*ASSIGNMENT:*
Please output the following records exactly. Leave every image out.

*SOURCE DATA:*
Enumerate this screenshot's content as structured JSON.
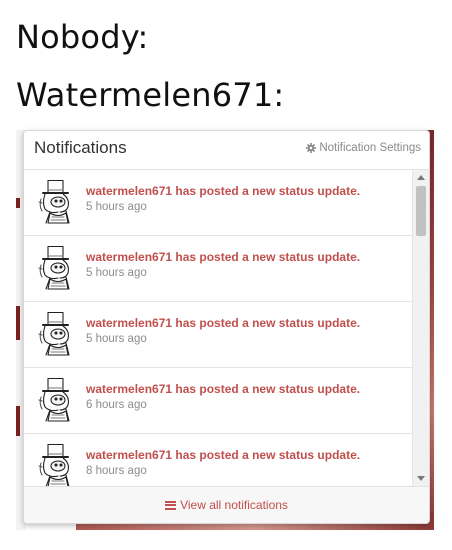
{
  "captions": {
    "line1": "Nobody:",
    "line2": "Watermelen671:"
  },
  "popup": {
    "title": "Notifications",
    "settings_label": "Notification Settings",
    "settings_icon": "gear-icon",
    "footer_icon": "list-icon",
    "footer_label": "View all notifications",
    "avatar_icon": "top-hat-character-avatar",
    "accent_color": "#c0504d",
    "items": [
      {
        "message": "watermelen671 has posted a new status update.",
        "time": "5 hours ago"
      },
      {
        "message": "watermelen671 has posted a new status update.",
        "time": "5 hours ago"
      },
      {
        "message": "watermelen671 has posted a new status update.",
        "time": "5 hours ago"
      },
      {
        "message": "watermelen671 has posted a new status update.",
        "time": "6 hours ago"
      },
      {
        "message": "watermelen671 has posted a new status update.",
        "time": "8 hours ago"
      }
    ]
  }
}
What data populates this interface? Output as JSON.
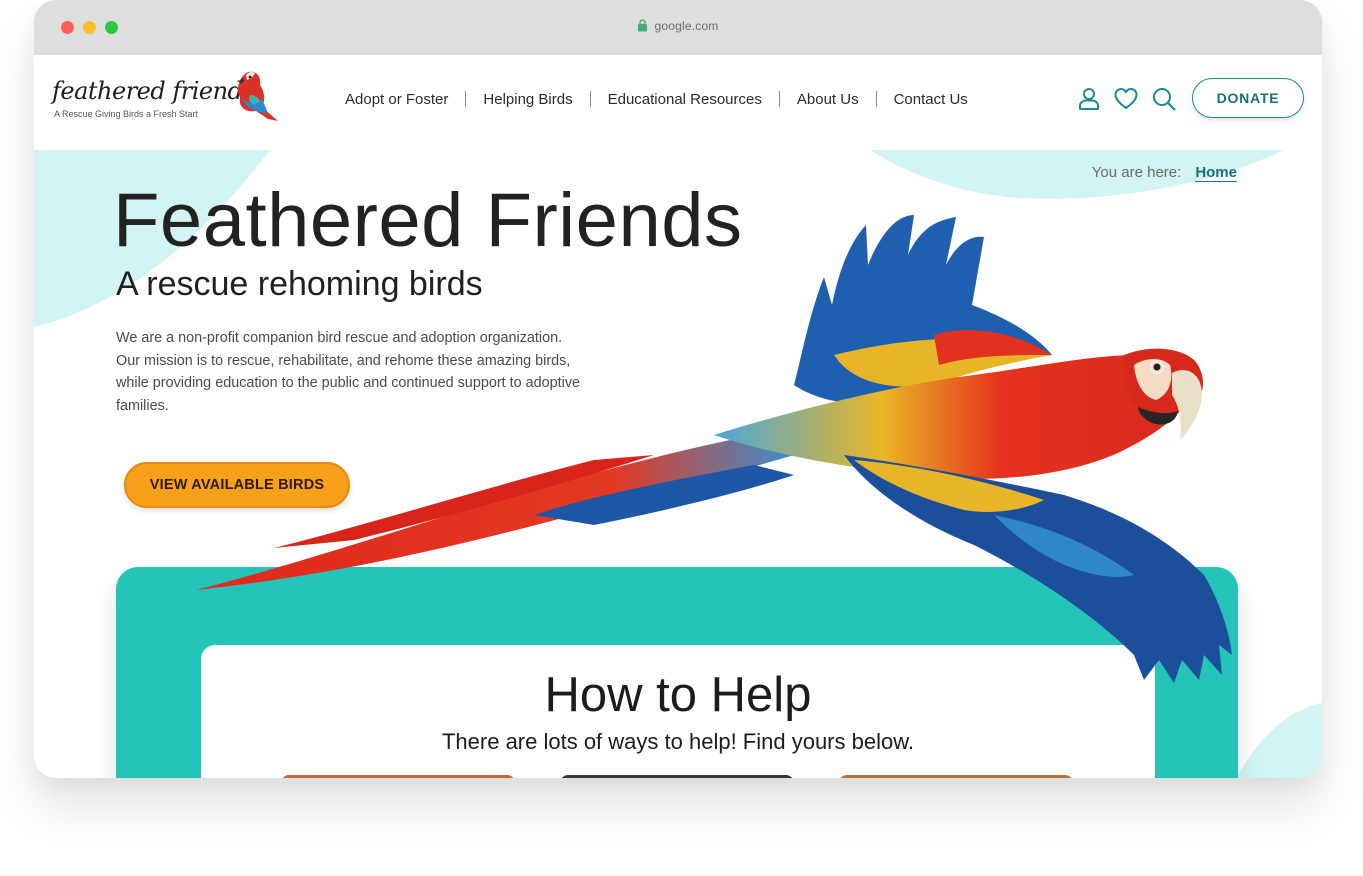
{
  "browser": {
    "url": "google.com"
  },
  "logo": {
    "name": "feathered friends",
    "tagline": "A Rescue Giving Birds a Fresh Start"
  },
  "nav": {
    "items": [
      {
        "label": "Adopt or Foster"
      },
      {
        "label": "Helping Birds"
      },
      {
        "label": "Educational Resources"
      },
      {
        "label": "About Us"
      },
      {
        "label": "Contact Us"
      }
    ]
  },
  "header": {
    "icons": [
      "user-icon",
      "heart-icon",
      "search-icon"
    ],
    "donate_label": "DONATE"
  },
  "breadcrumb": {
    "prefix": "You are here:",
    "current": "Home"
  },
  "hero": {
    "title": "Feathered Friends",
    "subtitle": "A rescue rehoming birds",
    "description": "We are a non-profit companion bird rescue and adoption organization. Our mission is to rescue, rehabilitate, and rehome these amazing birds, while providing education to the public and continued support to adoptive families.",
    "cta_label": "VIEW AVAILABLE BIRDS"
  },
  "help": {
    "title": "How to Help",
    "subtitle": "There are lots of ways to help! Find yours below."
  },
  "colors": {
    "teal": "#25c4b9",
    "teal_light": "#d2f4f2",
    "accent_dark": "#1b6f78",
    "orange": "#f9a01b"
  }
}
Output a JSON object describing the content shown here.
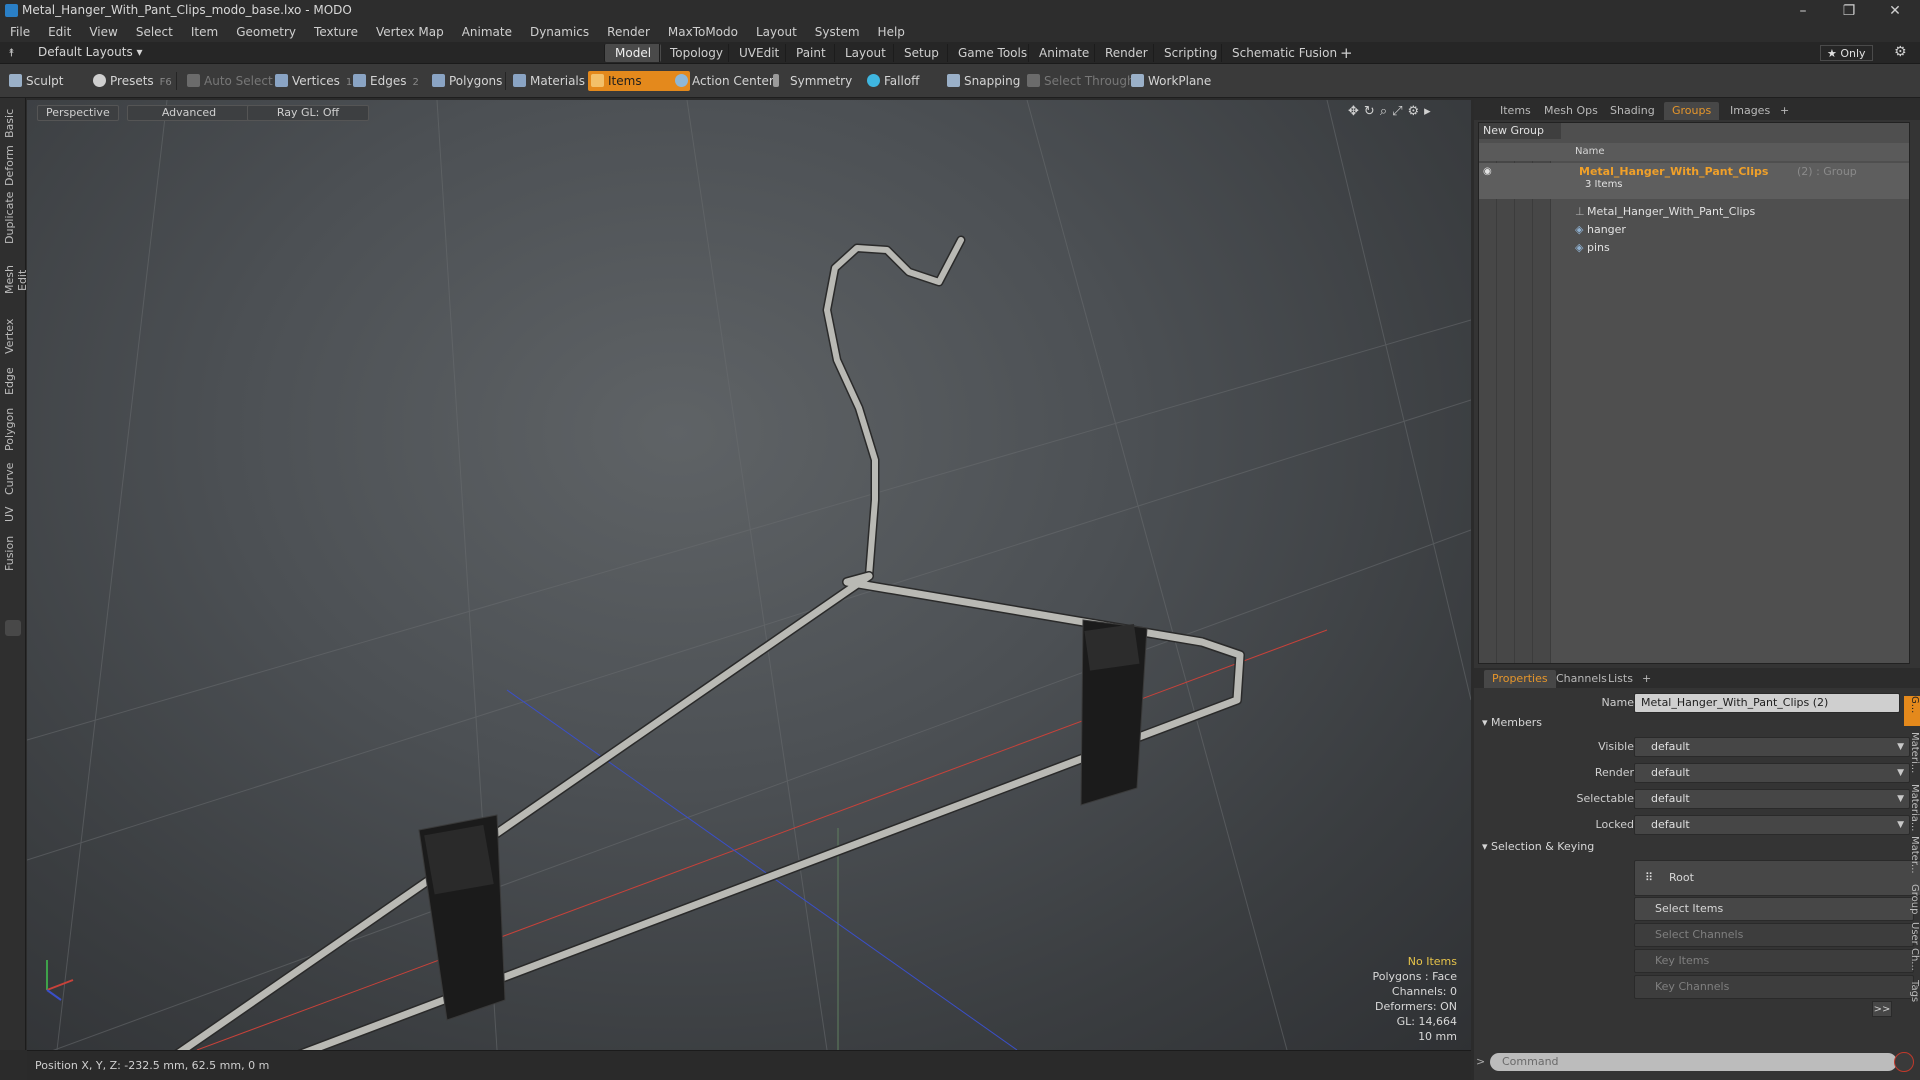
{
  "window": {
    "title": "Metal_Hanger_With_Pant_Clips_modo_base.lxo - MODO",
    "minimize": "–",
    "restore": "❐",
    "close": "✕"
  },
  "menu": [
    "File",
    "Edit",
    "View",
    "Select",
    "Item",
    "Geometry",
    "Texture",
    "Vertex Map",
    "Animate",
    "Dynamics",
    "Render",
    "MaxToModo",
    "Layout",
    "System",
    "Help"
  ],
  "layouts": {
    "dropdown": "Default Layouts ▾",
    "tabs": [
      "Model",
      "Topology",
      "UVEdit",
      "Paint",
      "Layout",
      "Setup",
      "Game Tools",
      "Animate",
      "Render",
      "Scripting",
      "Schematic Fusion"
    ],
    "active": "Model",
    "plus": "+",
    "only": "★  Only",
    "gear": "⚙"
  },
  "toolbar": {
    "sculpt": "Sculpt",
    "presets": "Presets",
    "presets_key": "F6",
    "auto_select": "Auto Select",
    "vertices": "Vertices",
    "vertices_count": "1",
    "edges": "Edges",
    "edges_count": "2",
    "polygons": "Polygons",
    "materials": "Materials",
    "items": "Items",
    "action_center": "Action Center",
    "symmetry": "Symmetry",
    "falloff": "Falloff",
    "snapping": "Snapping",
    "select_through": "Select Through",
    "workplane": "WorkPlane"
  },
  "left_tabs": [
    "Basic",
    "Deform",
    "Duplicate",
    "Mesh Edit",
    "Vertex",
    "Edge",
    "Polygon",
    "Curve",
    "UV",
    "Fusion"
  ],
  "viewport": {
    "perspective": "Perspective",
    "advanced": "Advanced",
    "raygl": "Ray GL: Off",
    "info": {
      "items": "No Items",
      "polygons": "Polygons : Face",
      "channels": "Channels: 0",
      "deformers": "Deformers: ON",
      "gl": "GL: 14,664",
      "scale": "10 mm"
    },
    "colors": {
      "wire": "#b9b9b4",
      "clip": "#1c1c1c",
      "x_axis": "#c8423a",
      "z_axis": "#3a4fc8"
    }
  },
  "status": {
    "position": "Position X, Y, Z:  -232.5 mm, 62.5 mm, 0 m"
  },
  "top_panel": {
    "tabs": [
      "Items",
      "Mesh Ops",
      "Shading",
      "Groups",
      "Images",
      "+"
    ],
    "active": "Groups",
    "new_group": "New Group",
    "name_header": "Name",
    "group_name": "Metal_Hanger_With_Pant_Clips",
    "group_suffix": "(2) : Group",
    "group_count": "3 Items",
    "children": [
      "Metal_Hanger_With_Pant_Clips",
      "hanger",
      "pins"
    ]
  },
  "properties": {
    "tabs": [
      "Properties",
      "Channels",
      "Lists",
      "+"
    ],
    "active": "Properties",
    "name_label": "Name",
    "name_value": "Metal_Hanger_With_Pant_Clips (2)",
    "members_title": "Members",
    "visible_label": "Visible",
    "visible_value": "default",
    "render_label": "Render",
    "render_value": "default",
    "selectable_label": "Selectable",
    "selectable_value": "default",
    "locked_label": "Locked",
    "locked_value": "default",
    "keying_title": "Selection & Keying",
    "root": "Root",
    "select_items": "Select Items",
    "select_channels": "Select Channels",
    "key_items": "Key Items",
    "key_channels": "Key Channels",
    "more": ">>",
    "side_tabs": [
      "G...",
      "Materi...",
      "Materia...",
      "Mater...",
      "Group",
      "User Ch...",
      "Tags"
    ],
    "command_placeholder": "Command"
  }
}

*RESULT:*
Enumerate this screenshot's content as structured JSON.
{
  "captions": {
    "line1": "Nobody:",
    "line2": "Watermelen671:"
  },
  "popup": {
    "title": "Notifications",
    "settings_label": "Notification Settings",
    "settings_icon": "gear-icon",
    "footer_icon": "list-icon",
    "footer_label": "View all notifications",
    "avatar_icon": "top-hat-character-avatar",
    "accent_color": "#c0504d",
    "items": [
      {
        "message": "watermelen671 has posted a new status update.",
        "time": "5 hours ago"
      },
      {
        "message": "watermelen671 has posted a new status update.",
        "time": "5 hours ago"
      },
      {
        "message": "watermelen671 has posted a new status update.",
        "time": "5 hours ago"
      },
      {
        "message": "watermelen671 has posted a new status update.",
        "time": "6 hours ago"
      },
      {
        "message": "watermelen671 has posted a new status update.",
        "time": "8 hours ago"
      }
    ]
  }
}
What data populates this interface? Output as JSON.
{
  "browser": {
    "url": "google.com"
  },
  "logo": {
    "name": "feathered friends",
    "tagline": "A Rescue Giving Birds a Fresh Start"
  },
  "nav": {
    "items": [
      {
        "label": "Adopt or Foster"
      },
      {
        "label": "Helping Birds"
      },
      {
        "label": "Educational Resources"
      },
      {
        "label": "About Us"
      },
      {
        "label": "Contact Us"
      }
    ]
  },
  "header": {
    "icons": [
      "user-icon",
      "heart-icon",
      "search-icon"
    ],
    "donate_label": "DONATE"
  },
  "breadcrumb": {
    "prefix": "You are here:",
    "current": "Home"
  },
  "hero": {
    "title": "Feathered Friends",
    "subtitle": "A rescue rehoming birds",
    "description": "We are a non-profit companion bird rescue and adoption organization. Our mission is to rescue, rehabilitate, and rehome these amazing birds, while providing education to the public and continued support to adoptive families.",
    "cta_label": "VIEW AVAILABLE BIRDS"
  },
  "help": {
    "title": "How to Help",
    "subtitle": "There are lots of ways to help! Find yours below."
  },
  "colors": {
    "teal": "#25c4b9",
    "teal_light": "#d2f4f2",
    "accent_dark": "#1b6f78",
    "orange": "#f9a01b"
  }
}
Output a JSON object describing the content shown here.
{
  "window": {
    "title": "Metal_Hanger_With_Pant_Clips_modo_base.lxo - MODO",
    "minimize": "–",
    "restore": "❐",
    "close": "✕"
  },
  "menu": [
    "File",
    "Edit",
    "View",
    "Select",
    "Item",
    "Geometry",
    "Texture",
    "Vertex Map",
    "Animate",
    "Dynamics",
    "Render",
    "MaxToModo",
    "Layout",
    "System",
    "Help"
  ],
  "layouts": {
    "dropdown": "Default Layouts ▾",
    "tabs": [
      "Model",
      "Topology",
      "UVEdit",
      "Paint",
      "Layout",
      "Setup",
      "Game Tools",
      "Animate",
      "Render",
      "Scripting",
      "Schematic Fusion"
    ],
    "active": "Model",
    "plus": "+",
    "only": "★  Only",
    "gear": "⚙"
  },
  "toolbar": {
    "sculpt": "Sculpt",
    "presets": "Presets",
    "presets_key": "F6",
    "auto_select": "Auto Select",
    "vertices": "Vertices",
    "vertices_count": "1",
    "edges": "Edges",
    "edges_count": "2",
    "polygons": "Polygons",
    "materials": "Materials",
    "items": "Items",
    "action_center": "Action Center",
    "symmetry": "Symmetry",
    "falloff": "Falloff",
    "snapping": "Snapping",
    "select_through": "Select Through",
    "workplane": "WorkPlane"
  },
  "left_tabs": [
    "Basic",
    "Deform",
    "Duplicate",
    "Mesh Edit",
    "Vertex",
    "Edge",
    "Polygon",
    "Curve",
    "UV",
    "Fusion"
  ],
  "viewport": {
    "perspective": "Perspective",
    "advanced": "Advanced",
    "raygl": "Ray GL: Off",
    "info": {
      "items": "No Items",
      "polygons": "Polygons : Face",
      "channels": "Channels: 0",
      "deformers": "Deformers: ON",
      "gl": "GL: 14,664",
      "scale": "10 mm"
    },
    "colors": {
      "wire": "#b9b9b4",
      "clip": "#1c1c1c",
      "x_axis": "#c8423a",
      "z_axis": "#3a4fc8"
    }
  },
  "status": {
    "position": "Position X, Y, Z:  -232.5 mm, 62.5 mm, 0 m"
  },
  "top_panel": {
    "tabs": [
      "Items",
      "Mesh Ops",
      "Shading",
      "Groups",
      "Images",
      "+"
    ],
    "active": "Groups",
    "new_group": "New Group",
    "name_header": "Name",
    "group_name": "Metal_Hanger_With_Pant_Clips",
    "group_suffix": "(2) : Group",
    "group_count": "3 Items",
    "children": [
      "Metal_Hanger_With_Pant_Clips",
      "hanger",
      "pins"
    ]
  },
  "properties": {
    "tabs": [
      "Properties",
      "Channels",
      "Lists",
      "+"
    ],
    "active": "Properties",
    "name_label": "Name",
    "name_value": "Metal_Hanger_With_Pant_Clips (2)",
    "members_title": "Members",
    "visible_label": "Visible",
    "visible_value": "default",
    "render_label": "Render",
    "render_value": "default",
    "selectable_label": "Selectable",
    "selectable_value": "default",
    "locked_label": "Locked",
    "locked_value": "default",
    "keying_title": "Selection & Keying",
    "root": "Root",
    "select_items": "Select Items",
    "select_channels": "Select Channels",
    "key_items": "Key Items",
    "key_channels": "Key Channels",
    "more": ">>",
    "side_tabs": [
      "G...",
      "Materi...",
      "Materia...",
      "Mater...",
      "Group",
      "User Ch...",
      "Tags"
    ],
    "command_placeholder": "Command"
  }
}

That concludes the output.